The idea of community is a hot topic for several different fields of profession and interest. sociologists, economists, political scientists, city and urban planners, social workers, architects, business men (and women), presidents (thats right, of the United States), organizations of faith … all take part in a conversation that is more of a debate than anything else concerning ‘community.’ The main question arising: what is community? Is it a geographical area? Is it the atmosphere of an institution? Is it a gathering of people? Is it a similar concern or goal? Pastors and authors and websites discuss the very nature of the word ‘community’ and what exactly is meant when it is talked about. Sometimes there is an agreement, sometimes there is not. But for certain, the word ‘community’ is loaded with meaning. For example, Los Angeles may be a community, but so is the greater LA area. So is southern California. And just the same, the fashion district of LA is a community, too. And so is the Armenian community of LA. What about China town? and Korea town? And little Russia? Are not these all communities within the community of Los Angeles? How, then, we can we possibly grasp any concept of community that is not only understandable, but agreeable?
Of course, this is hard. Perhaps a great reason for why there is often a lack of community involvement in some places. Who can participate in a community that they cant even name, or pin point, or describe?
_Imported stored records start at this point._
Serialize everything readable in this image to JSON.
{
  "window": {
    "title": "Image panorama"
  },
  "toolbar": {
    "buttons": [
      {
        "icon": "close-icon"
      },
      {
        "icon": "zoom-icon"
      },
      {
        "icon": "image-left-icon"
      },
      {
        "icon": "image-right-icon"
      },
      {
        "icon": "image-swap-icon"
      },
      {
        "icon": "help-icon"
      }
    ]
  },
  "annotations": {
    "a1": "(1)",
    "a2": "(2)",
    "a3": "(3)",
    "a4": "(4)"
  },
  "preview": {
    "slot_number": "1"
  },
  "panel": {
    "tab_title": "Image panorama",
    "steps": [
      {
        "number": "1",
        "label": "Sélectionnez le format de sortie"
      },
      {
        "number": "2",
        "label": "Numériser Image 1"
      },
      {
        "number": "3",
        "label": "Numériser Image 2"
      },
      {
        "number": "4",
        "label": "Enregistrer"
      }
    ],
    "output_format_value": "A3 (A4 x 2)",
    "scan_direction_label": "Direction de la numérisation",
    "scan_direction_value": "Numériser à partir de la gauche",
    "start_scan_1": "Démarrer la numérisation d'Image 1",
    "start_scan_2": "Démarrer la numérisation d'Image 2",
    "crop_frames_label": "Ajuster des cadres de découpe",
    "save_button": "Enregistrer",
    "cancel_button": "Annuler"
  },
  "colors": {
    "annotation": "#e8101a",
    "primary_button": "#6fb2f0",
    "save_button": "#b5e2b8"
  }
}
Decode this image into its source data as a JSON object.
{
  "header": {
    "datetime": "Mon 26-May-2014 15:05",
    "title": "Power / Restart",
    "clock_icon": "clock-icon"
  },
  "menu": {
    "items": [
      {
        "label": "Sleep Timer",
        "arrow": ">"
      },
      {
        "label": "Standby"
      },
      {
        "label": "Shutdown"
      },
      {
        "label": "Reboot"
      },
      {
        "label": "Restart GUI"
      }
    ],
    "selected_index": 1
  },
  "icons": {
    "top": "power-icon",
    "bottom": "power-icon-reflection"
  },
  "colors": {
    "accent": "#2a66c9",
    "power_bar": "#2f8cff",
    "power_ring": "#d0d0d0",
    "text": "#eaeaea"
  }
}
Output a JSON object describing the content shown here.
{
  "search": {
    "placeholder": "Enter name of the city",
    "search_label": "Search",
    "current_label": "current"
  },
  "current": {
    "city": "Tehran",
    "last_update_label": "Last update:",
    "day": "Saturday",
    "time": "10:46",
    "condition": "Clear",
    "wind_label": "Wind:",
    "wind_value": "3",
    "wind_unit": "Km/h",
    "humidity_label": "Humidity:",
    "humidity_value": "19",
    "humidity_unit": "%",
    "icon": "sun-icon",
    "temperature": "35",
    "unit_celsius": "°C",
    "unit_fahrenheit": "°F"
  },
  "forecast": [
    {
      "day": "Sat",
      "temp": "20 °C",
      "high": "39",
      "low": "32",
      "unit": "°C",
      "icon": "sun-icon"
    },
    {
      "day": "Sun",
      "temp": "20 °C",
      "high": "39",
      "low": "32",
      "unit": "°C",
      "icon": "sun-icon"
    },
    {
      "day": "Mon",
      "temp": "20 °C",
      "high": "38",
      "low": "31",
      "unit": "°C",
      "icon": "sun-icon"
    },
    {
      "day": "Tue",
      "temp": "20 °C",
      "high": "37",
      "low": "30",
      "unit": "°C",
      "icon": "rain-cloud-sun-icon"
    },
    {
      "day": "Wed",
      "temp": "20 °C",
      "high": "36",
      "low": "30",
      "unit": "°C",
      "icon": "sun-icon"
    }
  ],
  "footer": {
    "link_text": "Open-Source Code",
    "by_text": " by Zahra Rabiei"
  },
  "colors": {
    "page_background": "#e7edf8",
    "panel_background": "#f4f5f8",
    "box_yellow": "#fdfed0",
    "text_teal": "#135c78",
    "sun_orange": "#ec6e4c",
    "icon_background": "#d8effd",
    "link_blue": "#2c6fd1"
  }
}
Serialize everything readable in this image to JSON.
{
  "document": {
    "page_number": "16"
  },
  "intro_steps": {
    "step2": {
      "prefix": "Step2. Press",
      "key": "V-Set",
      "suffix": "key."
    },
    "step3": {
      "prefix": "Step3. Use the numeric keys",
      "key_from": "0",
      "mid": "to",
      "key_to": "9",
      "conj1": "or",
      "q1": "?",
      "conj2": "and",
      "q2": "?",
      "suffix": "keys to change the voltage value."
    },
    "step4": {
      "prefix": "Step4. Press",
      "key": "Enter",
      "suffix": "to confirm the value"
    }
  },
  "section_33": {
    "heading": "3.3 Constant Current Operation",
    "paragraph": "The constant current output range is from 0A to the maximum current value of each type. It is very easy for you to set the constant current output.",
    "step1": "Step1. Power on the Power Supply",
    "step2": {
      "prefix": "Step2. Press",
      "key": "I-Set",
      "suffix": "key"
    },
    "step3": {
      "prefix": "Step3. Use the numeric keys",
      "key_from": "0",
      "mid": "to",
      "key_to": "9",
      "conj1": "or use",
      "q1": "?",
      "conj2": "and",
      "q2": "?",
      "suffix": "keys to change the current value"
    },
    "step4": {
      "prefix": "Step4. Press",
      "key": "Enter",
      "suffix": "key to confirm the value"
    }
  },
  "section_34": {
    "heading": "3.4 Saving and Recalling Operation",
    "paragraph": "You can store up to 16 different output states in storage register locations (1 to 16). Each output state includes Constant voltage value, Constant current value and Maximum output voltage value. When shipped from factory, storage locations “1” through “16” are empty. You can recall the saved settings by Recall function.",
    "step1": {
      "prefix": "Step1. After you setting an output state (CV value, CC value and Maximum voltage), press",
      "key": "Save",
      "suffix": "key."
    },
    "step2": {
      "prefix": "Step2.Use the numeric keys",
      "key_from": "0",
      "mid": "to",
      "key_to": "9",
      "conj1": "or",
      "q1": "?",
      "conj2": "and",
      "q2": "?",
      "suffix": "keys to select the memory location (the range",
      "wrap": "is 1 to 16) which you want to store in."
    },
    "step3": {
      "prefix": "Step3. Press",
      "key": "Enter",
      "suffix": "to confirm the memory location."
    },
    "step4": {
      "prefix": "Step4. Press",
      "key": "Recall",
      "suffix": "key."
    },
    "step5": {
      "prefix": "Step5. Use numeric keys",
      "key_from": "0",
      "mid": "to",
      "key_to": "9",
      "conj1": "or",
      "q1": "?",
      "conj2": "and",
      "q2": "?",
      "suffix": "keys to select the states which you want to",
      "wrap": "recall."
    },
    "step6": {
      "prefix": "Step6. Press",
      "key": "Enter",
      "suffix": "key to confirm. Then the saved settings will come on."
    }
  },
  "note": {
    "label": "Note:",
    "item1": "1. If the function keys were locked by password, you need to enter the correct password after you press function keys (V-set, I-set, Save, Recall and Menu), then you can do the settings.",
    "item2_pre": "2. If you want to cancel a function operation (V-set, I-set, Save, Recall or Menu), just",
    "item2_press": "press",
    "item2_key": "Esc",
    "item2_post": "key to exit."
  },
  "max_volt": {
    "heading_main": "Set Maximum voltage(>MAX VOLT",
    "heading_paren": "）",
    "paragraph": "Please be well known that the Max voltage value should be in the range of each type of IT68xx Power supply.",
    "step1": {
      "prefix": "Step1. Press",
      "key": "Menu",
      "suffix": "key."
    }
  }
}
For the sake of this conversation, lets let ‘community’ mean a geographical place where several people have similar interests and goals and the people work together for a common good amongst each other.
As a new urban studies student at the University of Washington, many of my classes deal with ideas just as these — ideas of urbanization, and development, and community and even economy. I have professors who have Phd’s in urban planning and geographical information systems and society development, and I often feel over my head drowning in terms and theories and ideas of practice. Names like Lewis Mumford and Jane Jacobs are thrown out left and right… and I do my best to grab hold of some sort of train of thought that might lead to understanding. this is one of those train of thoughts…
I’ve always thought of community as my neighborhood or my city. As I’ve matured, and my thinking did so as well, I felt more and more that my school must be a community, too. So was my volleyball team. And my church. And my Facebook network. The idea of community, then, became endless. There is a great church discussion about establishing community within the hearts of the people. In my community development class this quarter, we focus on just that. the ‘how-to’ develop community. We study how bringing inclusion and goal-orientation and bonding to a group is the answer to human realities like poverty, crime, injustice, and broken families. The rise of a community is a rise of voice and a rise of authority and democracy.
But is ‘community’ as white and fluffy as it sounds?Tthere couldn’t possibly be a reason why anyone would be against ‘community,’ right?
Perhaps the book of ‘community’ should not be judged by its pretty cover. The very notion of community has actually left thousands, maybe even millions, of people feeling outcast. Community is a term of exclusion. There is a sense of oppression that runs hand in hand with any idea of “integration” and “inclusion.” With integration, there always comes segregation. and with inclusion, there is always abandonment. the general argument against community, here, is that ‘community’ oppresses the person who simply does not meet the desired mold.
Must ‘community’ only be approached with a utilitarian perspective? A gated ‘community’ may be the greatest good for a middle class suburban neighborhood, but what about the low-income peoples who are now left to live in the suburban slums, like downtown suburbia? An upscale business community complete with a shopping center is great for the working class, but what about the pregnant mother? What kind of community will this be for her? And if this community attracts mainly the white population, there is an even greater segregation between races now. With this segregation comes rivalry. Rivalry between races has been the origin of fights, gangs, crime, poverty, fear to live in one’s own neighborhood, etc…
So the real concern is ‘community,’ for good or for evil? Ff the community is a step forward for society, great! But if it’s not, if it promotes and adds to segregation and oppression, what, then, is the answer?
I have several classes and books and years ahead of me before,Ii believe, an answer as great as this one might be well understood.
The last article I read by E.F. Schumacher was about community and economy discussing the role of economics. Schumacher argued that economic activity and policy has done so little for the development of communities and community life. He argued that economics have played a role that has done little to engage with human realities. His last note in the article was that there is no democracy or freedom in economics if they do nothing to solve poverty, and injustice and abandonment. His solution: a fresh start.
As an end to this post: Schumache’rs last remarks: “Are there not indeed enough ‘signs of time'” to indicate that a new start is needed?”